KERALA CLUB: EARLY DAYS
Recollection of A K Damodaran, Former Diplomat
When I first came to Delhi in 1946 to teach in one of the University Colleges, I used to stay in New Delhi and that made all the difference as far as the Kerala Club was concerned. Its location was central in the capital and it was easily the most convenient place for Malayalees to get together when they had some time for recreation or leisure. The Malayalee population in the city was comparatively small. There was a rather large floating population of service personnel who passed through the city after brief sojourns. They were mostly in the cantonment and in the Kitchner Road and Race Course area. The core of the Malayalee community was centered round the Secretaries and it was the government servants and their families who formed the large majority of the membership of the Club. They used to stay mostly in the government colonies but there were also some who were able to cycle down from Karol Bagh. It was a small enough, intimate enough group.
By an unusual coincidence, during those years of transition between the British Raj to independence, there were a large number of senior Malayalee officers at the highest level in the government. They provided patronage, encouragement and support. Among these senior officers were people like V.P. Menon, K.R.K. Menon and Dr. P.P. Pillai who took special interest in the Club. The ladies were also extremely helpful. Both Mrs. K.R.K Menon and Mrs. P.P. Pillai (Ammayi) took great interest in the activities of the Club, but none more than Mrs. Thankam Shankara Pillai, who was everyone’s Chettathiamma. These were the people who, later in the fifties, founded the Kerala School. Along with these names we will also have to remember the contribution made to the health of then Malayalee community by Ammini Chettan, Dr. K.N.S. Nayar. Omcheri was a new and young recruit to his group. Between them they achieved a great during the next 30 years.
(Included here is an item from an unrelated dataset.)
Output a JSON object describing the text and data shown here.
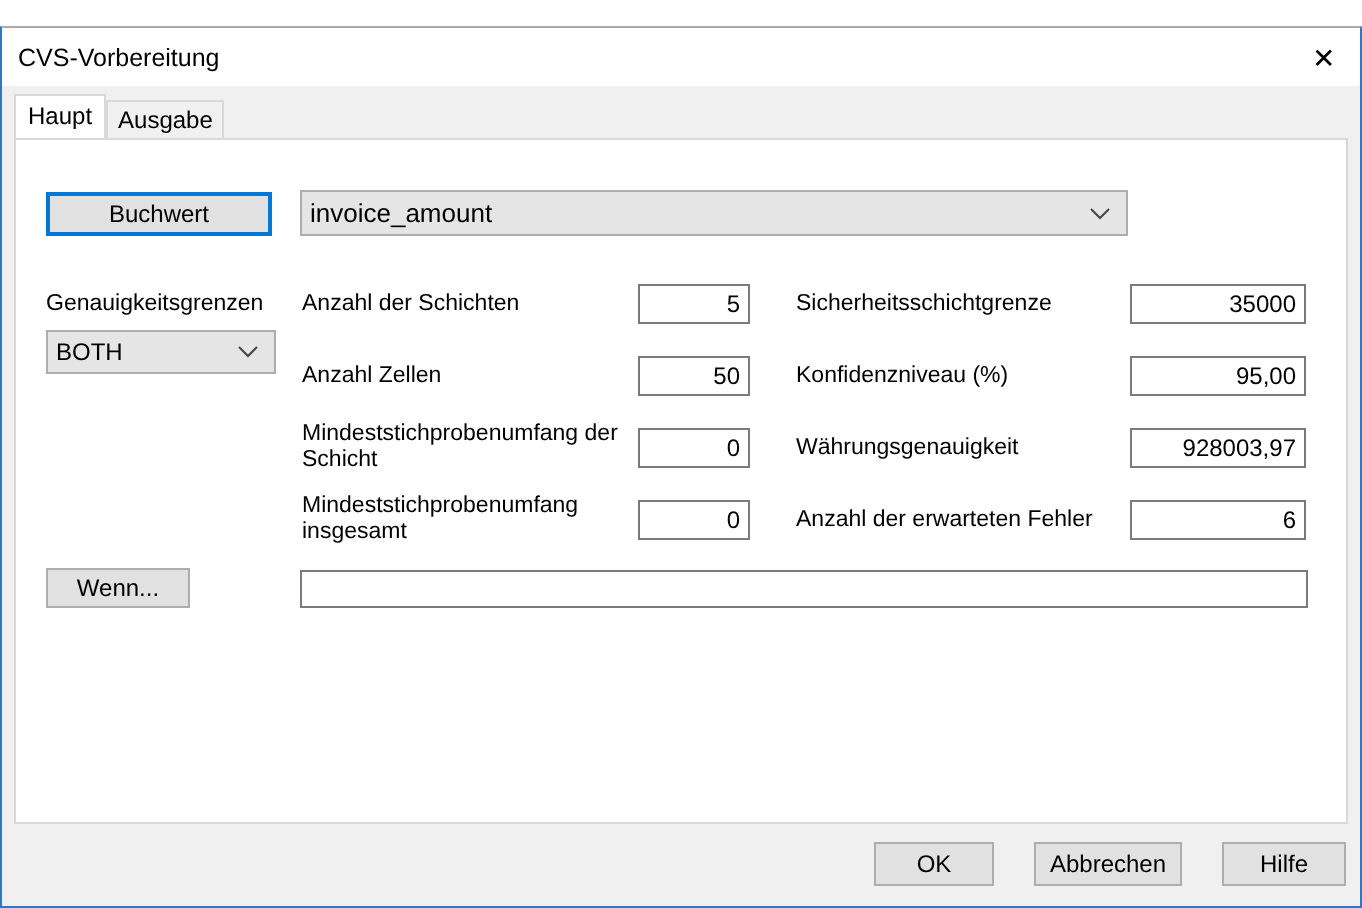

In those early years, in the late forties and the early fiftess, the real work of running the Club had, of course, to be done by younger, more junior people, particularly in the media. The location was ideal. Many South Indian restaurants and boarding houses were within reach and the young bachelors who lived in these hotels, formed the regular clinteel, so to speak, of the Institution. There were daily bridge sessions and the availability of newspapers from Kerala was another attraction for more nostalgic among us.
The Club was extremely efficient in organizing the annual Onam festival. There was a Constitution Club those days, on the Curzon Road, and a Hall suitable for fairly largish meetings. It has now become a built up area with the External Affairs Ministry Hostel and the Curzon Road Apartments obliterating ancient memories. It was here also that once in two or three years only we were able to manage a Kathakali performance. I remember giving an English commentary on the Daksha Yaga with complete confidence and total ignorance.
These are all interesting details. But to me the most charming and evocative memories of that period are connected with the Club Library. For such a small institution, they had a very selected collection. In that distant period when such facilities were so rare – there was no Sahitya Academy then, no Indian Language Section in the Central Secretariat Library – the Kerala Club Library was irreplaceable in the mildly active, unselfconscious, cultural and library network in the community.
Source: Golden Jubilee Souvenir